So if you state that you only provide the highest quality products, and then offer something less, it’s fair for both the public and the employees to question, and even call for a change in management.

If management doesn’t take the mission statement seriously, no one else will either; and the legitimate authority that management rely’s on will be diminished.

To Serve as an Example

This is the opposite side of the coin from the previous statement. If the highest levels of management are seen taking the mission statement seriously and actively managing within the framework of the statement, that attitude filters down throughout the organization.

After all, a good employee knows what’s important to their boss and will take the steps necessary to curry favor with them.

Finally, use the company’s mission statement as a way to define roles within the company. You can do this by giving each division in the company a copy of the mission statement and challenge the head of each division to create a mission statement for their respective departments.

Their individual mission statements should focus on how each department fits in and ultimately contributes to the success of the company’s overall mission statement. This serves as both a clarifying and a team building exercise for all parts of the organization.

Final Thoughts

Developing a mission statement is too often just an after-thought, especially for entrepreneurs. We tend to prioritize things that we perceive will give us the biggest “bang for our buck.”

Somehow, taking the time and effort to sit down and think seriously about the what, whom, how and value of our business seems like a waste of time. After all, we got in the business to make money and become successful, isn’t that all we need to know?

That mindset will probably get you started okay, but if you find yourself having any success at all, you’ll find that there really is such a thing as growing pains.

By putting in the time and effort to create a mission statement, you are laying the groundwork that will give you a path to follow in your growth.
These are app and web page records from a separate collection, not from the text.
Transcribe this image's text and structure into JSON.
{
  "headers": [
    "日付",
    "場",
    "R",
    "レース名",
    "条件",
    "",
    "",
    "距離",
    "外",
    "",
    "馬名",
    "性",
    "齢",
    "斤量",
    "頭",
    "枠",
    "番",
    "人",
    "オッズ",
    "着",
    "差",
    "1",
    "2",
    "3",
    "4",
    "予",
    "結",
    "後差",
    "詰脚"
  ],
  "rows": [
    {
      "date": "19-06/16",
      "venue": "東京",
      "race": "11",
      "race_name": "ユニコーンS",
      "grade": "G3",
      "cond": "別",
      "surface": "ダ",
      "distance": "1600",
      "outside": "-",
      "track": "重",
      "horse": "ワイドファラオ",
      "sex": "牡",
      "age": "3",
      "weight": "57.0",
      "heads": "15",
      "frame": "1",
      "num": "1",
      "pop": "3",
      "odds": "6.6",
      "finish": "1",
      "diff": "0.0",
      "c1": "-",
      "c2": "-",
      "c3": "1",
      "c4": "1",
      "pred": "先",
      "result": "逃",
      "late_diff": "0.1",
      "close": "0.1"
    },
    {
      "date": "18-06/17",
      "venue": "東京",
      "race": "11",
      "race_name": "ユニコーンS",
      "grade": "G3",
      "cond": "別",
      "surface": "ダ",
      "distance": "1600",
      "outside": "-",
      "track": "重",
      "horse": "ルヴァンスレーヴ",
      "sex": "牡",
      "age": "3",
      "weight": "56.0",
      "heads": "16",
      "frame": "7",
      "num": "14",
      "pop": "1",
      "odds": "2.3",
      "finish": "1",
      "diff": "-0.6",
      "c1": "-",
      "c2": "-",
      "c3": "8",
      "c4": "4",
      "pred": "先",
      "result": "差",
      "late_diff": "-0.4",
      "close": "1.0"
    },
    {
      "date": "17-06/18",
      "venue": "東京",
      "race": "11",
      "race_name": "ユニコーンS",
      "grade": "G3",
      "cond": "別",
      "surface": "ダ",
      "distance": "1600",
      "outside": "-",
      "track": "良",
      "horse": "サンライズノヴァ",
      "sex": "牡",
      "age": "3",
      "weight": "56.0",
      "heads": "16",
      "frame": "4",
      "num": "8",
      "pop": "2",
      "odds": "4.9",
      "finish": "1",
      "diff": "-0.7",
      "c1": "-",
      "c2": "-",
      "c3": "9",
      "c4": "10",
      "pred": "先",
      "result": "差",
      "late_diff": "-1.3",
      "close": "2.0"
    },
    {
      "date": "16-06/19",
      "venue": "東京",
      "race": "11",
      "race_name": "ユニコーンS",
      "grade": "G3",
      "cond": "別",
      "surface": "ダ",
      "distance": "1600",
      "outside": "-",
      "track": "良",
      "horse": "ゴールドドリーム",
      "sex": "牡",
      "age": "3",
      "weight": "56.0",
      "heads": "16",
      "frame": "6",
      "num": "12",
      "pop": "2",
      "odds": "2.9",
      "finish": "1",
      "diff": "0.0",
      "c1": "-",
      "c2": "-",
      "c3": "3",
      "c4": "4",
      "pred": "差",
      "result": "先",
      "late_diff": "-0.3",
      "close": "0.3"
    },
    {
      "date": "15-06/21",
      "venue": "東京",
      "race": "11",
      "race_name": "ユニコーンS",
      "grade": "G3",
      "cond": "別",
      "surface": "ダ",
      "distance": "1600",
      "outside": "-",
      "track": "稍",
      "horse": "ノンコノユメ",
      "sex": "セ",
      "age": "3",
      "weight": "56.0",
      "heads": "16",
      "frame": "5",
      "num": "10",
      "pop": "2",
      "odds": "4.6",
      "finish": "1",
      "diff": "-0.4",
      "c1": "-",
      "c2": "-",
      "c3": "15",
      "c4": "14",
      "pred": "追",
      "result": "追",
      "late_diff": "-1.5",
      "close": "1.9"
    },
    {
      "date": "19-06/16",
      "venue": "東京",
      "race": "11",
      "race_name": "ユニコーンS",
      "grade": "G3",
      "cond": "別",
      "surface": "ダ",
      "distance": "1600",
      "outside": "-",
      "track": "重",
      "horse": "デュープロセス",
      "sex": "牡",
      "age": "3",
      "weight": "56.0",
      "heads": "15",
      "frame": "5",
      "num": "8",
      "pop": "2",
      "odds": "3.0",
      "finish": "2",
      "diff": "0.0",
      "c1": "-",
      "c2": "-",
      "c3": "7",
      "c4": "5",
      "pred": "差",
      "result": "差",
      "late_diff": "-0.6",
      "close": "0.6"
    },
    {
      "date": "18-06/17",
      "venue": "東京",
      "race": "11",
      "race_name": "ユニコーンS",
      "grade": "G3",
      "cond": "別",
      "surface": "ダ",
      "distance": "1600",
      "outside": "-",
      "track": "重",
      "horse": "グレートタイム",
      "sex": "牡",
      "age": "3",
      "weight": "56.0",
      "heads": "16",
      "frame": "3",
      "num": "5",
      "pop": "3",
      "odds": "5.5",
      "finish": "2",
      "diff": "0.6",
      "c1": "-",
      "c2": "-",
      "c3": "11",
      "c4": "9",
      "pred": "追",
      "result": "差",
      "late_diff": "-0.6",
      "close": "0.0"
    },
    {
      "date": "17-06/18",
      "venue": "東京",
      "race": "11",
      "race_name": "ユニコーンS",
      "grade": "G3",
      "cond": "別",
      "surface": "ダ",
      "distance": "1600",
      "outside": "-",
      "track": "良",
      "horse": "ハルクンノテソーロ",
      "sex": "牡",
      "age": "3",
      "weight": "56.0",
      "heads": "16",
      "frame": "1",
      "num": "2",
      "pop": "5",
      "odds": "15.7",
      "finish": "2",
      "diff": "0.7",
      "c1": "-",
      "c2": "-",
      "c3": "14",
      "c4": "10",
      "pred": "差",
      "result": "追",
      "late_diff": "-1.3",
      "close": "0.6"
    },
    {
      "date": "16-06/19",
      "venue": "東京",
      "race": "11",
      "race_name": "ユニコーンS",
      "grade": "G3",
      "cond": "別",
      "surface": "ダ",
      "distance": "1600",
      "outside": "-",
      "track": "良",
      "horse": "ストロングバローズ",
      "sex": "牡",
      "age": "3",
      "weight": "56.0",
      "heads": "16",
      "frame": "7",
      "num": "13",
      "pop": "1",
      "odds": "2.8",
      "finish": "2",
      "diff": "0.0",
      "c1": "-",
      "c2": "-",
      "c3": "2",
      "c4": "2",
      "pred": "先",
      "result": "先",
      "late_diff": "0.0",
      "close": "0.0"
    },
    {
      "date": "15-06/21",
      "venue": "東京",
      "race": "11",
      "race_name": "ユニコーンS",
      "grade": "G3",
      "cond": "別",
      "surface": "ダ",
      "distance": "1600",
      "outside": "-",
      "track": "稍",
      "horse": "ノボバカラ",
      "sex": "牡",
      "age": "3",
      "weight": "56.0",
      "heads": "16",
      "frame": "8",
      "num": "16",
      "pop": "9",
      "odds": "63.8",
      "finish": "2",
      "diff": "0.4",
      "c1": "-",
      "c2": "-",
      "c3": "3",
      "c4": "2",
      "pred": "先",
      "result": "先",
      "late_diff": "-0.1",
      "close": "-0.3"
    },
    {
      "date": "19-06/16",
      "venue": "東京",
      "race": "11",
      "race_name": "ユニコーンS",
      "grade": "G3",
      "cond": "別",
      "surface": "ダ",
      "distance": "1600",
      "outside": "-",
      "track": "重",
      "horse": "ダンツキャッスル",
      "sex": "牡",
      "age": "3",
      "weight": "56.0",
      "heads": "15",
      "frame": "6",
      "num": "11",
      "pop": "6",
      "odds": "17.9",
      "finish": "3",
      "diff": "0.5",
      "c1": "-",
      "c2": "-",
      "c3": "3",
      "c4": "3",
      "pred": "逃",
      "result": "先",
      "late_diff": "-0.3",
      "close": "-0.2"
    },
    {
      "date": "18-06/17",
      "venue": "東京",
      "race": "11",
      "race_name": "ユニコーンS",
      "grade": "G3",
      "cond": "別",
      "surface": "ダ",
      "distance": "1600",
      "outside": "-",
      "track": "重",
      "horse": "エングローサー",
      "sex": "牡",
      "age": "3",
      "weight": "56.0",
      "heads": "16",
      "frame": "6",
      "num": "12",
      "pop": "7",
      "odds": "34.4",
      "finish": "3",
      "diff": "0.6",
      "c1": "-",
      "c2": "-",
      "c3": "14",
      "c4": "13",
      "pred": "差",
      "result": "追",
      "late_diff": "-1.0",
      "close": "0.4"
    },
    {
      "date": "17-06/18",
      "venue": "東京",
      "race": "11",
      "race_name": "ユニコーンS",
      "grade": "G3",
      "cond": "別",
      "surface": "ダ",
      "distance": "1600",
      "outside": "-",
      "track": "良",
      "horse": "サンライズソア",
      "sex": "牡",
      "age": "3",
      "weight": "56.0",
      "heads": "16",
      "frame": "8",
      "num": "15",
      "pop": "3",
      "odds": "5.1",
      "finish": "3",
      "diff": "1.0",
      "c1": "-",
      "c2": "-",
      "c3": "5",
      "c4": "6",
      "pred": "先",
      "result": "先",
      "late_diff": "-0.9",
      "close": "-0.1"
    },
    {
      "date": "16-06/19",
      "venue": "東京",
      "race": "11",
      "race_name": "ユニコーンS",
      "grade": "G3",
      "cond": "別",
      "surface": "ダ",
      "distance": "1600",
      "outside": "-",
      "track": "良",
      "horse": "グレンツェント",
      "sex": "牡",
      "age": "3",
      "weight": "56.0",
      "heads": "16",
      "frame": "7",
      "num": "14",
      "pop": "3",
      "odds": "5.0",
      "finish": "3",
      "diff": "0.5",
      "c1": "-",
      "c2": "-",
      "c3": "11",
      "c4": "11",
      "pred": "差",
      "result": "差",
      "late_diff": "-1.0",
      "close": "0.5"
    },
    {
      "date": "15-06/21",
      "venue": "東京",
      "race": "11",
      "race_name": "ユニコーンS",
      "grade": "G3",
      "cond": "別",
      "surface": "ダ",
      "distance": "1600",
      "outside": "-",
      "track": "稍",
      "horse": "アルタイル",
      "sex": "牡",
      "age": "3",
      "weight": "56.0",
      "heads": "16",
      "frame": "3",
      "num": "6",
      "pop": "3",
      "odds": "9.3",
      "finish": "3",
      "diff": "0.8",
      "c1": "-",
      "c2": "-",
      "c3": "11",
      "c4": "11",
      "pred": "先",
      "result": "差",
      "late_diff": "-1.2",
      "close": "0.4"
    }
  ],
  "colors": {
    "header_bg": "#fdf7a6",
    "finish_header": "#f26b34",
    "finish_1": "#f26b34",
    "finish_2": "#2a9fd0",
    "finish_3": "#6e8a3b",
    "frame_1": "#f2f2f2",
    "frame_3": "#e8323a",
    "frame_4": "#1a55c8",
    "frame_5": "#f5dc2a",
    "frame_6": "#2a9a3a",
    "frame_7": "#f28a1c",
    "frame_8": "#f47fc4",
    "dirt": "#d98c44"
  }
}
And isn’t building long term success what we are really after?

More Resources About Achieving Business Success

Featured photo credit: Fab Lentz via unsplash.com

Reference

[1] Southwest Airlines: About Page
[2] Fit Small Business: 10 Vision Statement Examples To Spark Your Imagination

Read Next